- [Problem to work on]:
Wherever a line holds the word "username", copy that line from the data.

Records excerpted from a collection
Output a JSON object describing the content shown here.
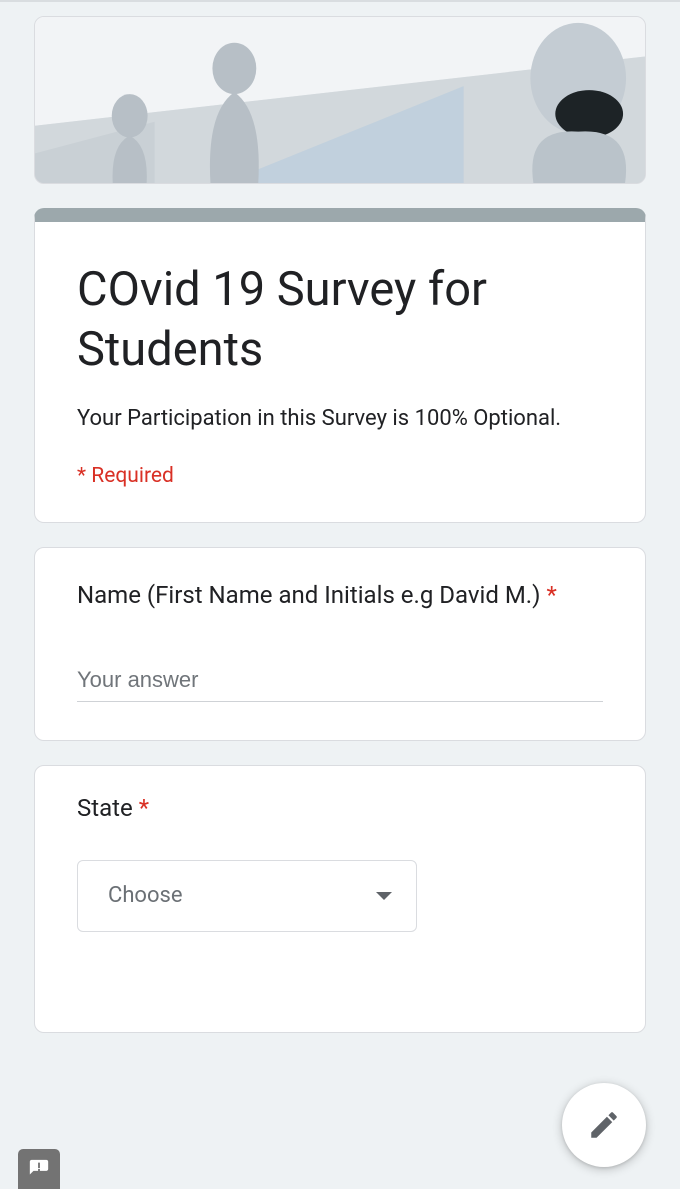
{
  "form": {
    "title": "COvid 19 Survey for Students",
    "description": "Your Participation in this Survey is 100% Optional.",
    "required_legend": "* Required"
  },
  "q_name": {
    "label": "Name (First Name and Initials e.g David M.)",
    "asterisk": "*",
    "placeholder": "Your answer"
  },
  "q_state": {
    "label": "State",
    "asterisk": "*",
    "selected": "Choose"
  }
}
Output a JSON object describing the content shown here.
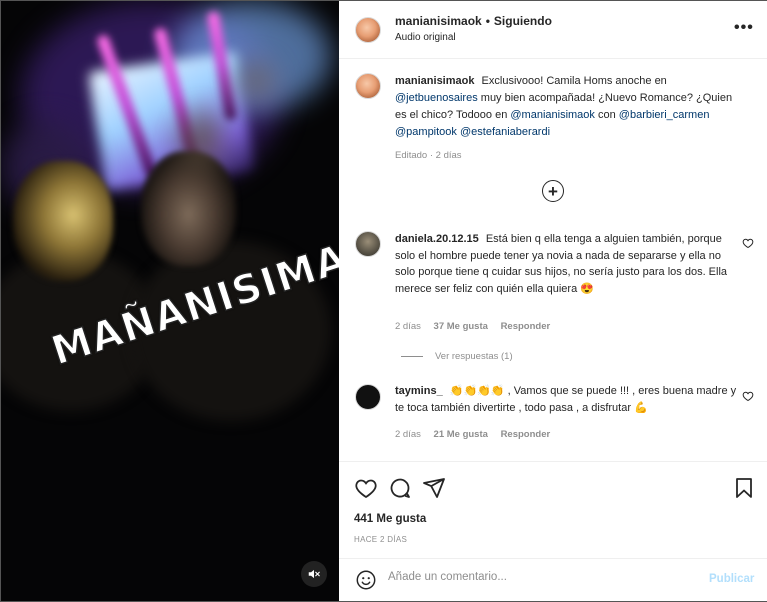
{
  "media": {
    "watermark": "MAÑANISIMA",
    "mute_icon": "speaker-muted-icon"
  },
  "header": {
    "username": "manianisimaok",
    "separator": "•",
    "follow_status": "Siguiendo",
    "subtitle": "Audio original",
    "more_icon": "more-options-icon",
    "more_label": "•••"
  },
  "caption": {
    "username": "manianisimaok",
    "text_1": "Exclusivooo! Camila Homs anoche en",
    "mention_1": "@jetbuenosaires",
    "text_2": "muy bien acompañada! ¿Nuevo Romance? ¿Quien es el chico? Todooo en",
    "mention_2": "@manianisimaok",
    "text_3": "con",
    "mention_3": "@barbieri_carmen",
    "mention_4": "@pampitook",
    "mention_5": "@estefaniaberardi",
    "meta": "Editado · 2 días",
    "plus_label": "+"
  },
  "comments": [
    {
      "username": "daniela.20.12.15",
      "text": "Está bien q ella tenga a alguien también, porque solo el hombre puede tener ya novia a nada de separarse y ella no solo porque tiene q cuidar sus hijos, no sería justo para los dos. Ella merece ser feliz con quién ella quiera",
      "emoji": "😍",
      "time": "2 días",
      "likes": "37 Me gusta",
      "reply": "Responder",
      "view_replies": "Ver respuestas (1)"
    },
    {
      "username": "taymins_",
      "emojis": "👏👏👏👏",
      "text": ", Vamos que se puede !!! , eres buena madre y te toca también divertirte , todo pasa , a disfrutar",
      "emoji_end": "💪",
      "time": "2 días",
      "likes": "21 Me gusta",
      "reply": "Responder"
    }
  ],
  "actions": {
    "like_icon": "heart-icon",
    "comment_icon": "comment-icon",
    "share_icon": "send-icon",
    "save_icon": "bookmark-icon",
    "likes": "441 Me gusta",
    "date": "HACE 2 DÍAS"
  },
  "comment_bar": {
    "emoji_icon": "smiley-icon",
    "placeholder": "Añade un comentario...",
    "publish_label": "Publicar"
  },
  "colors": {
    "link": "#00376b",
    "muted": "#8e8e8e",
    "publish_disabled": "#b2dffc"
  }
}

- [Answer section]:
    "username": "manianisimaok",
    "username": "manianisimaok",
      "username": "daniela.20.12.15",
      "username": "taymins_",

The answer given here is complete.